One aspect of aging is a decline in mitochondrial function.
A new study using mitochondria - the energy factories of our cells - is pushing back against nature on one front. Researchers have found that in in a mouse model, when a mutation leading to mitochondrial dysfunction is induced, the mouse develops wrinkled skin and extensive, visible hair loss in a matter of weeks. The mutation in the mouse model is induced when the antibiotic doxycycline is added to the food or drinking water. This causes depletion of mitochondrial DNA because the enzyme to replicate the DNA becomes inactive.
But when the mitochondrial function was restored by turning off the gene responsible for mitochondrial dysfunction, the mouse returns to smooth skin and thick fur, indistinguishable from a healthy mouse of the same age.
The mouse in the center photo shows aging-associated skin wrinkles and hair loss after two months of mitochondrial DNA depletion. That same mouse, right, shows reversal of wrinkles and hair loss one month later, after mitochondrial DNA replication was resumed.

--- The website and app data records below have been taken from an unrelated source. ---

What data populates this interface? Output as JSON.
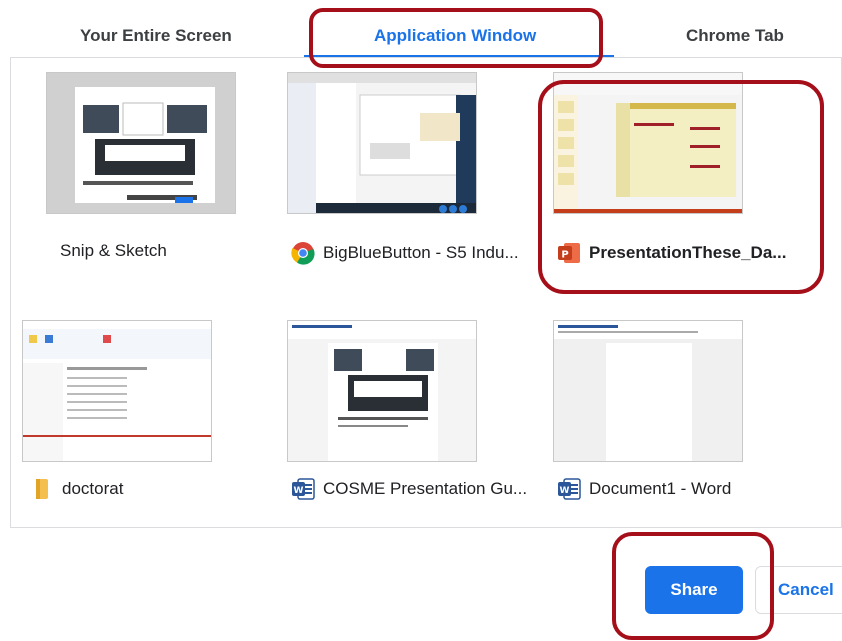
{
  "tabs": [
    {
      "label": "Your Entire Screen"
    },
    {
      "label": "Application Window"
    },
    {
      "label": "Chrome Tab"
    }
  ],
  "windows": [
    {
      "title": "Snip & Sketch",
      "icon": "snip-sketch-icon"
    },
    {
      "title": "BigBlueButton - S5 Indu...",
      "icon": "chrome-icon"
    },
    {
      "title": "PresentationThese_Da...",
      "icon": "powerpoint-icon",
      "selected": true
    },
    {
      "title": "doctorat",
      "icon": "folder-icon"
    },
    {
      "title": "COSME Presentation Gu...",
      "icon": "word-icon"
    },
    {
      "title": "Document1 - Word",
      "icon": "word-icon"
    }
  ],
  "buttons": {
    "share": "Share",
    "cancel": "Cancel"
  },
  "colors": {
    "accent": "#1a73e8",
    "highlight": "#a50f1a"
  }
}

The mouse on the left is a normal control, for comparison. Credit: University of Alabama Birmingham
Importantly, the mutation that does this is in a nuclear gene affecting mitochondrial function, the tiny organelles known as the powerhouses of the cells. Mitochondria produce 90 percent of the chemical energy cells need to survive. When the antibiotic doxycycline was added to the food or drinking water, it caused depletion of mitochondrial DNA because the enzyme to replicate the DNA becomes inactive. In four weeks, the mice showed gray hair, reduced hair density, hair loss, slowed movements and lethargy, changes that are reminiscent of natural aging. Wrinkled skin was seen four to eight weeks after induction of the mutation, and females had more severe skin wrinkles than males.
Dramatically, this hair loss and wrinkled skin was reversed by turning off the mutation. The photos below show the hair loss and wrinkled skin after two months of doxycycline induction, and the same mouse a month later after doxycycline was stopped, allowing restoration of the depleted mitochondrial DNA.
The wrinkled skin showed changes similar to those seen in both intrinsic and extrinsic aging -- intrinsic aging is the natural process of aging, and extrinsic aging is the effect of external factors that influence aging, such as skin wrinkles that develop from excess sun or long-term smoking.
Among the details, the skin of induced-mutation mice showed increased numbers of skin cells, abnormal thickening of the outer layer, dysfunctional hair follicles and increased inflammation that appeared to contribute to skin pathology. These are similar to extrinsic aging of the skin in humans. The mice with depleted mitochondrial DNA also showed changed expression of four aging-associated markers in cells, similar to intrinsic aging.
The skin also showed disruption in the balance between matrix metalloproteinase enzymes and their tissue-specific inhibitor -- a balance of these two is necessary to maintain the collagen fibers in the skin that prevent wrinkling.
The mitochondria of induced-mutation mice had reduced mitochondrial DNA content, altered mitochondrial gene expression, and instability of the large complexes in mitochondria that are involved in oxidative phosphorylation.